In a new study, Prof. Amy Wrzesniewski and her co-author found that having a partner with a different orientation toward their career lowers a person’s chances of reemployment after leaving a job.
A Yale study conducted in the early days of the COVID-19 pandemic found that feeling like part of a team reduced reported stress and burnout—an insight with implications for how any kind of organization can weather a crisis.
Yale SOM’s Amy Wrzesniewski, an expert in how people find meaning in their jobs, says that working remotely can diminish our sense of community and structure—and offers suggestions for staying anchored.
Should the so-called gig economy be called the roller coaster economy? Yale SOM's Amy Wrzesniewski, an expert in how we experience work, investigated the lives of independent workers and found that they experience dramatic emotional highs and lows.
Laboratory experiments have suggested that, counterintuitively, having both an internal motivation for completing a task and an external reward makes performance weaker. A study by Yale SOM’s Amy Wrzesniewski tested this idea in the real world, by examining how the motivations of West Point cadets affected their performance. The results have strong implications for how leaders can get the best performance from their organizations.

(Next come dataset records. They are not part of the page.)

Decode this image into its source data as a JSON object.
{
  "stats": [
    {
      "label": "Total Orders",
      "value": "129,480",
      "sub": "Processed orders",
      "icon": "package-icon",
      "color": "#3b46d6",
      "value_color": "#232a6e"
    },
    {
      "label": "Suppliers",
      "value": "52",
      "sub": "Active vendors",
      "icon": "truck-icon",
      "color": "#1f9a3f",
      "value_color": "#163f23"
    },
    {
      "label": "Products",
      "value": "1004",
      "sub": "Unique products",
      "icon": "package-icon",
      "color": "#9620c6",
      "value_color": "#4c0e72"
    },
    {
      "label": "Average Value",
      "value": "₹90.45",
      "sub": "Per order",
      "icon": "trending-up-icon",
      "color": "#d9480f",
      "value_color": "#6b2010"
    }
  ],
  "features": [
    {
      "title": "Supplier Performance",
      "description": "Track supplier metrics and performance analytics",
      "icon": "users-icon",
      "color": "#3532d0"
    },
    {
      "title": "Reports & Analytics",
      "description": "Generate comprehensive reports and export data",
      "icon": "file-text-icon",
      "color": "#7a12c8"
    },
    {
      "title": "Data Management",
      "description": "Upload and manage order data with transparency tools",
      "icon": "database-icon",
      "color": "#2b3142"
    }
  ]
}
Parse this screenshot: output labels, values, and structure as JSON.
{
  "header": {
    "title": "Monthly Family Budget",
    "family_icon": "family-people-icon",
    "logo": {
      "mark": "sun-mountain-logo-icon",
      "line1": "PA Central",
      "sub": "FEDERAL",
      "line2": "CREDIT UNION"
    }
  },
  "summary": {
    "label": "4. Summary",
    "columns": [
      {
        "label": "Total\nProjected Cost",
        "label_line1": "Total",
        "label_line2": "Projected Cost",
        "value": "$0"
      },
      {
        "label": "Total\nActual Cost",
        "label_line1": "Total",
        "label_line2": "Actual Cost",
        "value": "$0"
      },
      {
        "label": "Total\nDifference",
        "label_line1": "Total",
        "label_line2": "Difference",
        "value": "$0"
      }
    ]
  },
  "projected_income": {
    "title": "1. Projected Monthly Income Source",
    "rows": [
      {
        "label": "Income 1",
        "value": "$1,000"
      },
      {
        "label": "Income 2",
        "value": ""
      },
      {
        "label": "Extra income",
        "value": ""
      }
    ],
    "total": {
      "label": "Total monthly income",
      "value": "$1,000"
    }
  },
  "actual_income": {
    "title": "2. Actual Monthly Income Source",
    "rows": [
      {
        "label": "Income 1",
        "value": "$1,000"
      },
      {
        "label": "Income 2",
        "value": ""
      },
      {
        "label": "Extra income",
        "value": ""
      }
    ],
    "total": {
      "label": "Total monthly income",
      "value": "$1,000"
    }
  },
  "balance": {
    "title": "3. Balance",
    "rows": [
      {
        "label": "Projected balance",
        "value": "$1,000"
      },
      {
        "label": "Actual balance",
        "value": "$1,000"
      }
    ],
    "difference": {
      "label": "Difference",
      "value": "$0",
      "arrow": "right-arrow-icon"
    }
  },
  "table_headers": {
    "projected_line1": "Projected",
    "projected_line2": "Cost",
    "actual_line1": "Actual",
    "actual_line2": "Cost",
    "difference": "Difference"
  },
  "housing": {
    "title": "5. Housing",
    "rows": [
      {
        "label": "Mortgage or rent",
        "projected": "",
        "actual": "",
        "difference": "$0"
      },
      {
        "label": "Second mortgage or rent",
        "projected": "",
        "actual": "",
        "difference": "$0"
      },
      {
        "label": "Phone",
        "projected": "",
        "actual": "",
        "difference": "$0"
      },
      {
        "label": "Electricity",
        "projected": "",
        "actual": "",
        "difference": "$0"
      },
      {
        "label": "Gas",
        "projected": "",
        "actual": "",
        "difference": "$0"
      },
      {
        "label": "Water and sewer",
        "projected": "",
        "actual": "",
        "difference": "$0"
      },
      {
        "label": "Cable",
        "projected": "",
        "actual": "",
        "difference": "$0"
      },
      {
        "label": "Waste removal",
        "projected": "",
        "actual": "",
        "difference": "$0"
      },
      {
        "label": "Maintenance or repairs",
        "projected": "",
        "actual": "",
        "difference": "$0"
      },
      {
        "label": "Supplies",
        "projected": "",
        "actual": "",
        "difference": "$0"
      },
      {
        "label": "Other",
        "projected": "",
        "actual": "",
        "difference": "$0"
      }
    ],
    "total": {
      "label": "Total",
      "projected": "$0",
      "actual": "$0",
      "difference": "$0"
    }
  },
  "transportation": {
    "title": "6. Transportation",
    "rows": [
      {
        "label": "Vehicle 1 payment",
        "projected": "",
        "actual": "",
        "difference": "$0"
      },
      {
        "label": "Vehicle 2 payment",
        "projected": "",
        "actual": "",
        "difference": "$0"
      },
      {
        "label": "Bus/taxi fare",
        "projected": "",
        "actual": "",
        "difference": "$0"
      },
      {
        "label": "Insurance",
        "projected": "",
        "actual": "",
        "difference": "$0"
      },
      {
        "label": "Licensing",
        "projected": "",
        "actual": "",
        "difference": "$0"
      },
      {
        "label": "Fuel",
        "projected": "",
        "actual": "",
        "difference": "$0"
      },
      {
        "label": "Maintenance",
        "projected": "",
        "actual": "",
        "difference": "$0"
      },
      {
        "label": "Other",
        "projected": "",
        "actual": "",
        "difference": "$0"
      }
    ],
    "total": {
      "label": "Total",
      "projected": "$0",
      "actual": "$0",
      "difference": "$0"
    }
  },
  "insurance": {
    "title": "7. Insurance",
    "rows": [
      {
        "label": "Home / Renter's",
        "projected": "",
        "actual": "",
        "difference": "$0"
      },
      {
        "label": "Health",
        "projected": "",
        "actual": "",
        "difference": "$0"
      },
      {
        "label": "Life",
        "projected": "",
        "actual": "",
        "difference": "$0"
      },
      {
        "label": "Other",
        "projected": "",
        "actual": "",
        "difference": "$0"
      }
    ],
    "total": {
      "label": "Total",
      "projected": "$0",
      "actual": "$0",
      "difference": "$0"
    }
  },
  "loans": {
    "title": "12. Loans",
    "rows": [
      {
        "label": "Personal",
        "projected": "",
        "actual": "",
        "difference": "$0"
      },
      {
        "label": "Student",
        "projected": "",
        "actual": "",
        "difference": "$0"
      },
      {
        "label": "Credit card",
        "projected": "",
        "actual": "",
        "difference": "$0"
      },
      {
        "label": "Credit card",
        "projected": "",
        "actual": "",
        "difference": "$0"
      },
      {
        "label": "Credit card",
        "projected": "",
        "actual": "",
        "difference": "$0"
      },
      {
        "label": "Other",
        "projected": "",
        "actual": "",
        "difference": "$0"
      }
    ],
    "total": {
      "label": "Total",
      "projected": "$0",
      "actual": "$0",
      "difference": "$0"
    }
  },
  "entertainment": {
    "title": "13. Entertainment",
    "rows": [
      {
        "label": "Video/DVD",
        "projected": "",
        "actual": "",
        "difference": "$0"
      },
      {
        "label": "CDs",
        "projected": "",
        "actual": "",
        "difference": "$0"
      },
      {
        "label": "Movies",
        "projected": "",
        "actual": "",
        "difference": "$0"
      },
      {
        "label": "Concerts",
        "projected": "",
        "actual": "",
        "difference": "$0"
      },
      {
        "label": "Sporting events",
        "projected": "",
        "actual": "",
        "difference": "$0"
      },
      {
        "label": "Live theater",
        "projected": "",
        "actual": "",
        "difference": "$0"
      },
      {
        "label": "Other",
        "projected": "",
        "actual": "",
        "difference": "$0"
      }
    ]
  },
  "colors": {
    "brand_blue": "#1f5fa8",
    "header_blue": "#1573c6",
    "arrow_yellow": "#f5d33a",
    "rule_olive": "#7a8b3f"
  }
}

What kinds of motives are most conducive to success? In a New York Times op-ed, Professor Amy Wrzesniewski and coauthor Barry Schwartz discuss their research looking at the motives of new West Point cadets and how they relate to success as Army officers.